Respondent further asserts that the petition is not verified as required by 8 NYCRR "275.5 and, therefore, must be dismissed. However, the petition filed with my Office of Counsel contains the required verification. Therefore, dismissal on that basis is unwarranted (Appeal of Wayne, 39 Ed Dept Rep 518, Decision No. 14,298).

With respect to the merits, boards of education have broad authority to prescribe the course of study in the schools of the district (Education Law ""1709[3], 1804[1]; Appeal of Lease, 39 Ed Dept Rep 215, Decision No. 14,219; Appeal of Smith, 34 id. 346, Decision No. 13,335; Appeal of Keen, 32 id. 299, Decision No. 12,836). The Supreme Court has confirmed that school authorities enjoy broad discretion in regulating matters of curriculum (Bd. of Educ., Island Trees U.F.S.D. No. 26 v. Pico, 457 US 853, 869). I will not substitute my judgment for that of a board of education on curriculum issues absent evidence that the board has acted in an arbitrary, capricious or unreasonable manner (Appeal ofLease, supra; Appeal of Smith, supra; Appeal of Keen, supra).

Upon review, I find no basis to invalidate respondent"s 2001-2002 summer reading program. Although the record does not contain a copy of the middle school reading list for 2001-2002, the list for the previous summer"s reading program contained some 60 books.
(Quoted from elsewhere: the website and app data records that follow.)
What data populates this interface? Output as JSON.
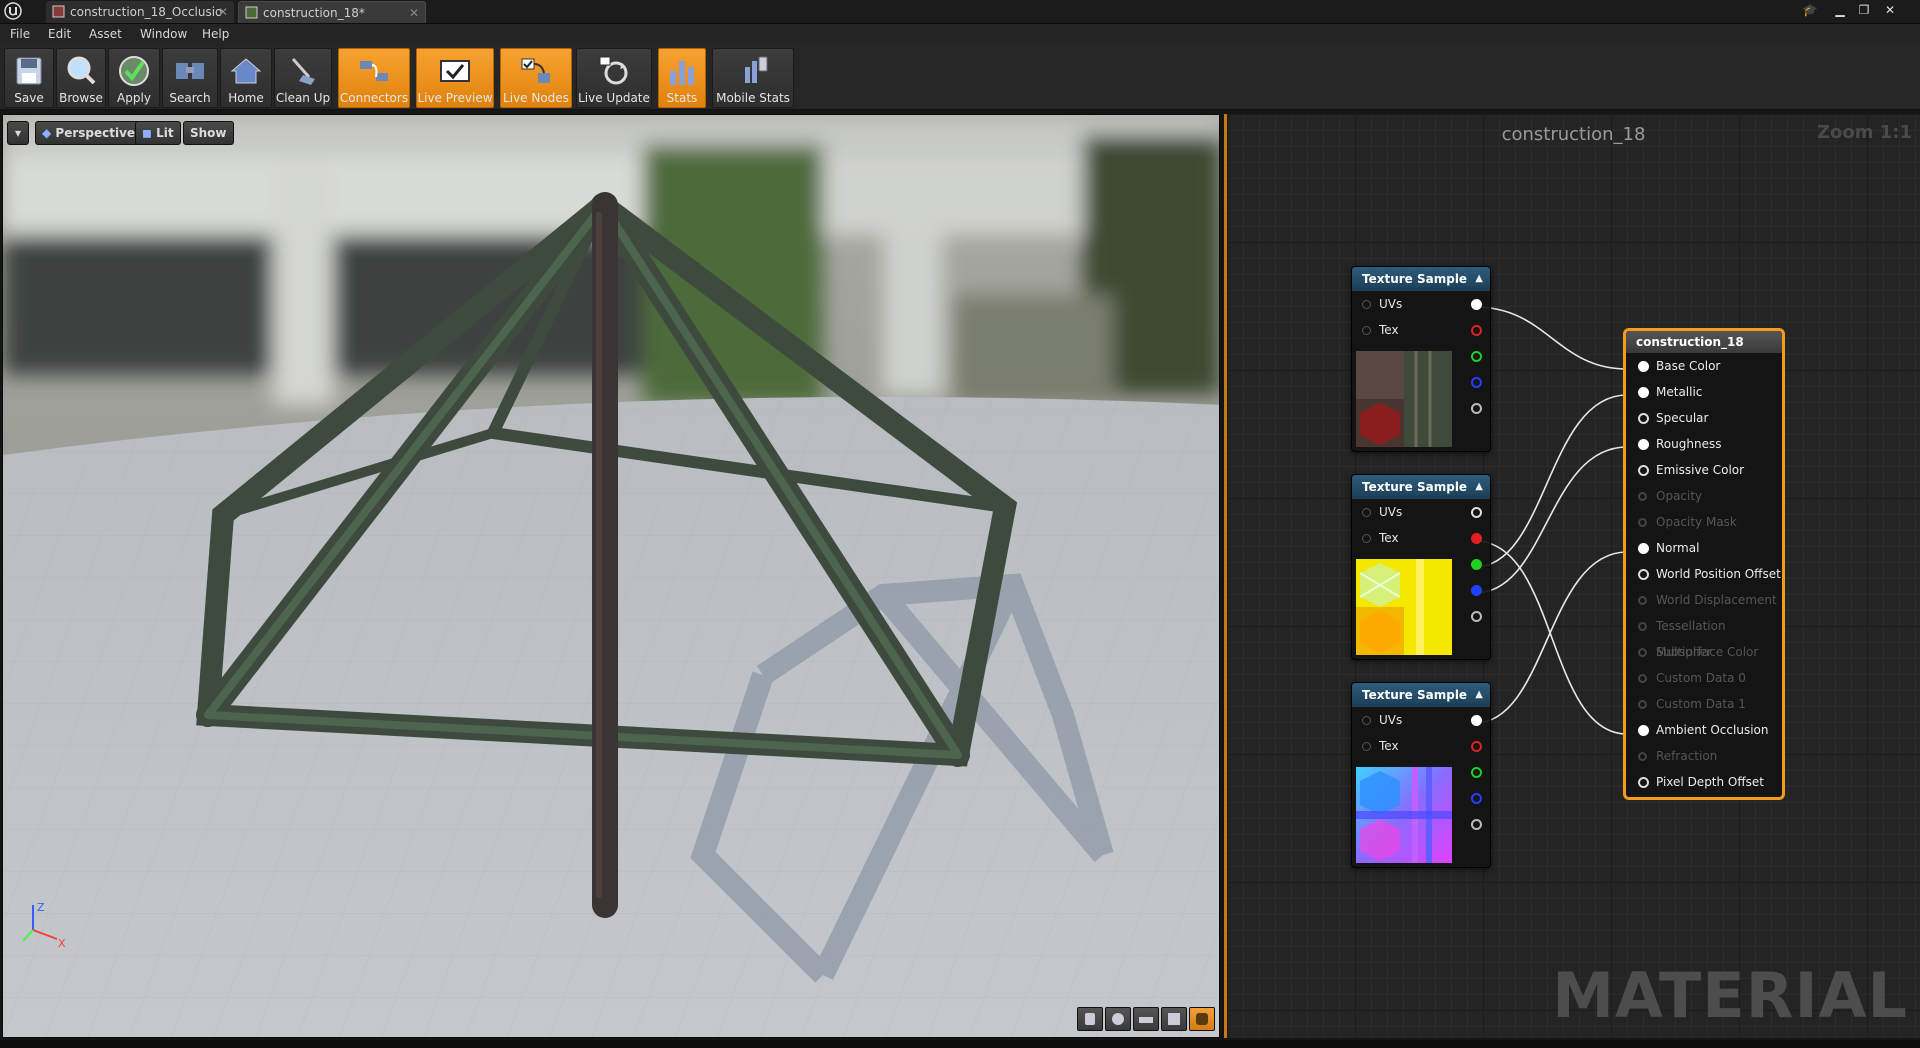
{
  "tabs": [
    {
      "label": "construction_18_Occlusio",
      "active": false
    },
    {
      "label": "construction_18*",
      "active": true
    }
  ],
  "menu": [
    "File",
    "Edit",
    "Asset",
    "Window",
    "Help"
  ],
  "toolbar": [
    {
      "label": "Save",
      "icon": "save-icon",
      "active": false
    },
    {
      "label": "Browse",
      "icon": "browse-icon",
      "active": false
    },
    {
      "label": "Apply",
      "icon": "apply-icon",
      "active": false
    },
    {
      "label": "Search",
      "icon": "search-icon",
      "active": false
    },
    {
      "label": "Home",
      "icon": "home-icon",
      "active": false
    },
    {
      "label": "Clean Up",
      "icon": "clean-up-icon",
      "active": false
    },
    {
      "label": "Connectors",
      "icon": "connectors-icon",
      "active": true
    },
    {
      "label": "Live Preview",
      "icon": "live-preview-icon",
      "active": true
    },
    {
      "label": "Live Nodes",
      "icon": "live-nodes-icon",
      "active": true
    },
    {
      "label": "Live Update",
      "icon": "live-update-icon",
      "active": false
    },
    {
      "label": "Stats",
      "icon": "stats-icon",
      "active": true
    },
    {
      "label": "Mobile Stats",
      "icon": "mobile-stats-icon",
      "active": false
    }
  ],
  "viewport": {
    "perspective_label": "Perspective",
    "lit_label": "Lit",
    "show_label": "Show",
    "axis_z": "Z",
    "axis_x": "X"
  },
  "graph": {
    "title": "construction_18",
    "zoom": "Zoom 1:1",
    "watermark": "MATERIAL",
    "texture_nodes": [
      {
        "title": "Texture Sample",
        "uvs": "UVs",
        "tex": "Tex",
        "thumbnail": "occlusion-roughness-metallic"
      },
      {
        "title": "Texture Sample",
        "uvs": "UVs",
        "tex": "Tex",
        "thumbnail": "base-color"
      },
      {
        "title": "Texture Sample",
        "uvs": "UVs",
        "tex": "Tex",
        "thumbnail": "normal-map"
      }
    ],
    "result_node": {
      "title": "construction_18",
      "inputs": [
        {
          "label": "Base Color",
          "enabled": true,
          "connected": true
        },
        {
          "label": "Metallic",
          "enabled": true,
          "connected": true
        },
        {
          "label": "Specular",
          "enabled": true,
          "connected": false
        },
        {
          "label": "Roughness",
          "enabled": true,
          "connected": true
        },
        {
          "label": "Emissive Color",
          "enabled": true,
          "connected": false
        },
        {
          "label": "Opacity",
          "enabled": false,
          "connected": false
        },
        {
          "label": "Opacity Mask",
          "enabled": false,
          "connected": false
        },
        {
          "label": "Normal",
          "enabled": true,
          "connected": true
        },
        {
          "label": "World Position Offset",
          "enabled": true,
          "connected": false
        },
        {
          "label": "World Displacement",
          "enabled": false,
          "connected": false
        },
        {
          "label": "Tessellation Multiplier",
          "enabled": false,
          "connected": false
        },
        {
          "label": "Subsurface Color",
          "enabled": false,
          "connected": false
        },
        {
          "label": "Custom Data 0",
          "enabled": false,
          "connected": false
        },
        {
          "label": "Custom Data 1",
          "enabled": false,
          "connected": false
        },
        {
          "label": "Ambient Occlusion",
          "enabled": true,
          "connected": true
        },
        {
          "label": "Refraction",
          "enabled": false,
          "connected": false
        },
        {
          "label": "Pixel Depth Offset",
          "enabled": true,
          "connected": false
        }
      ]
    }
  },
  "colors": {
    "accent": "#f59c1f",
    "node_header": "#2d5c7c",
    "pin_red": "#e02020",
    "pin_green": "#20d020",
    "pin_blue": "#2040ff"
  }
}
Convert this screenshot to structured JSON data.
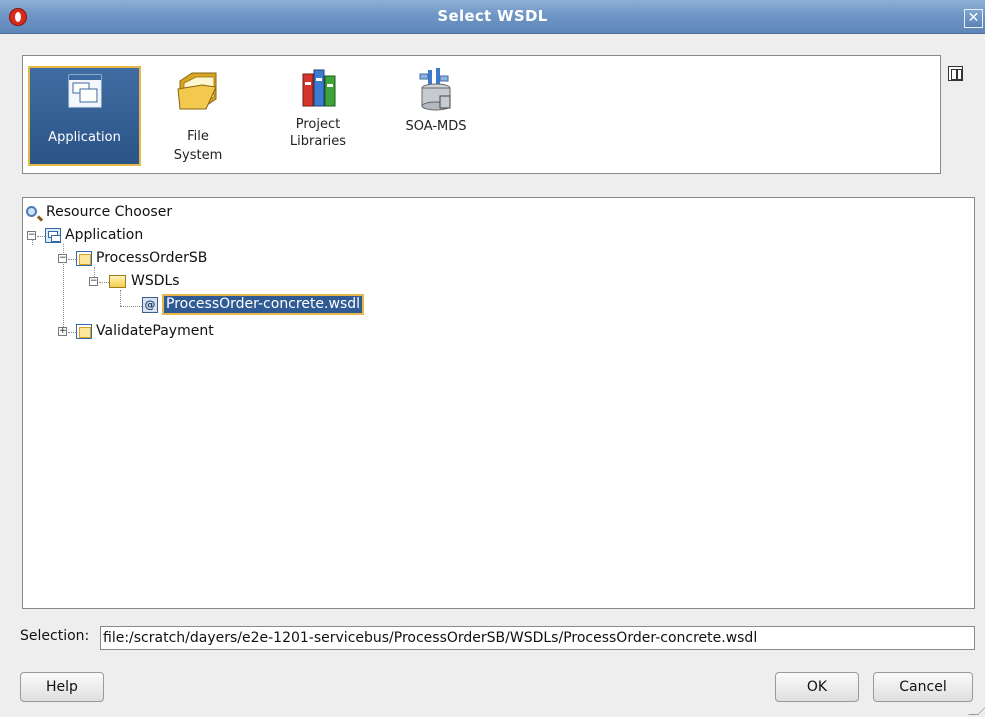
{
  "window": {
    "title": "Select WSDL",
    "close_glyph": "✕"
  },
  "locations": [
    {
      "label": "Application",
      "icon": "application-icon",
      "selected": true
    },
    {
      "label": "File\nSystem",
      "icon": "folder-icon",
      "selected": false
    },
    {
      "label": "Project\nLibraries",
      "icon": "books-icon",
      "selected": false
    },
    {
      "label": "SOA-MDS",
      "icon": "database-icon",
      "selected": false
    }
  ],
  "tree": {
    "root": "Resource Chooser",
    "application": "Application",
    "project1": "ProcessOrderSB",
    "folder": "WSDLs",
    "file": "ProcessOrder-concrete.wsdl",
    "file_glyph": "@",
    "project2": "ValidatePayment",
    "collapse_glyph": "−",
    "expand_glyph": "+"
  },
  "selection": {
    "label": "Selection:",
    "value": "file:/scratch/dayers/e2e-1201-servicebus/ProcessOrderSB/WSDLs/ProcessOrder-concrete.wsdl"
  },
  "buttons": {
    "help": "Help",
    "ok": "OK",
    "cancel": "Cancel"
  },
  "colors": {
    "titlebar": "#6f96c5",
    "selection_bg": "#2f5a93",
    "selection_border": "#e6b84a"
  }
}
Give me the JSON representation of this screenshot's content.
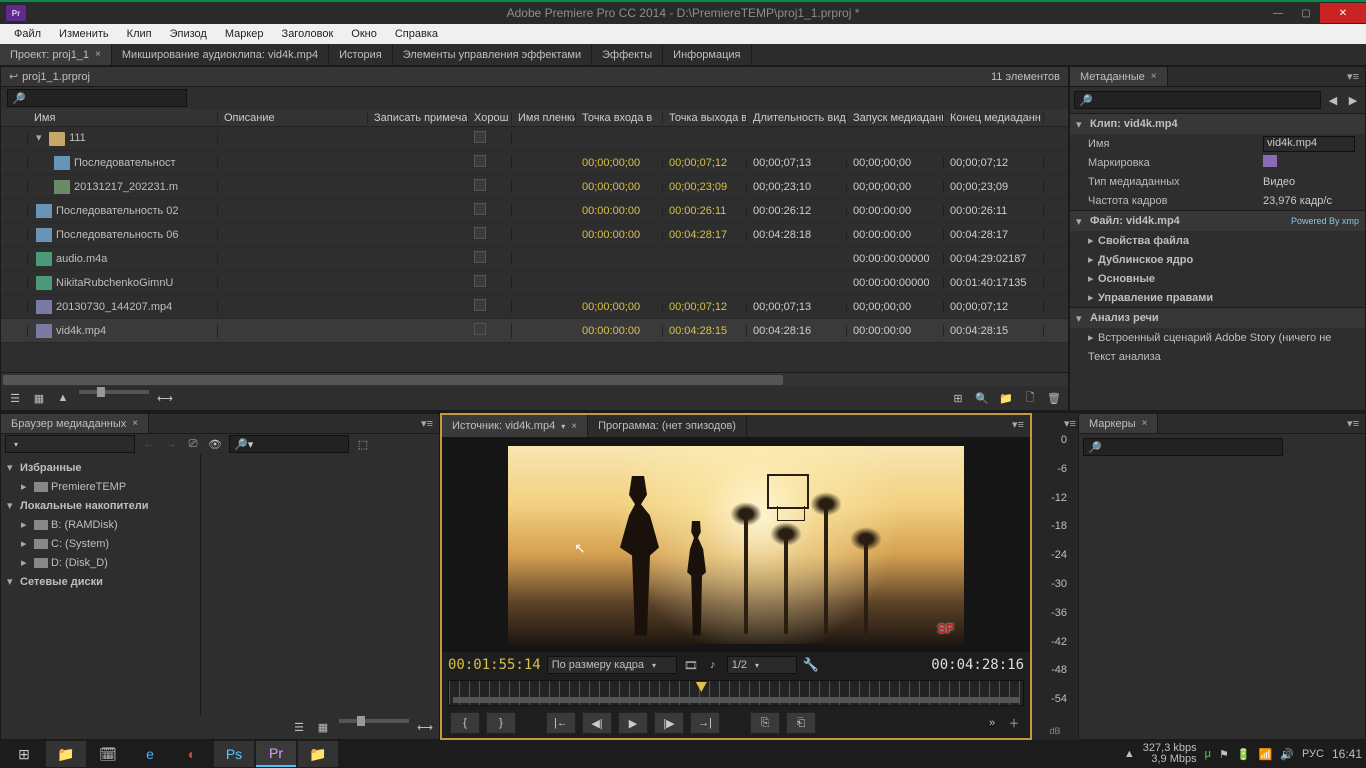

It does not appear to be unreasonable to require students to read two or three of the books from this list over a ten-week period. Furthermore, the record contains an explanation from the chairperson of the middle school English department outlining the reasons for the selections on the middle school reading list. Likewise, the list contains a brief explanation of the substance of each book as well as guidance references designed to assist students" parents in the selection of books to be read. Moreover, there does not appear to be an issue of limited book selection for high school students since the 2001-2002 reading lists are extensive and students may select books not listed.

Petitioner also alleges difficulties in obtaining books on the middle school reading list from the local library. If books are to be used as part of a mandatory assignment, respondent must ensure that they are reasonably available to all students (Appeal of Lease, supra). There is no evidence in the record to indicate how many eighth grade students are in the district or whether there was an insufficient number of books available to meet the demand. Also, petitioner did not document what efforts she made to find books from the list, or provide any evidence that families were forced to buy books due to their unavailability at the library. Although the middle school list includes a sentence that the books may be purchased (emphasis added), there is no showing that students were required to purchase any books.

Furthermore, unlike the situation in the Appeal of Lease, supra, wherein I found the summer reading program to be problematic, under respondent"s program, written assignments do not appear to be due upon return to school in the fall. As long as class grades reflect work performed under a teacher"s direction and supervision, summer reading assignments are not, in and of themselves, unreasonable. On this record I find no basis to overturn respondent"s summer reading program.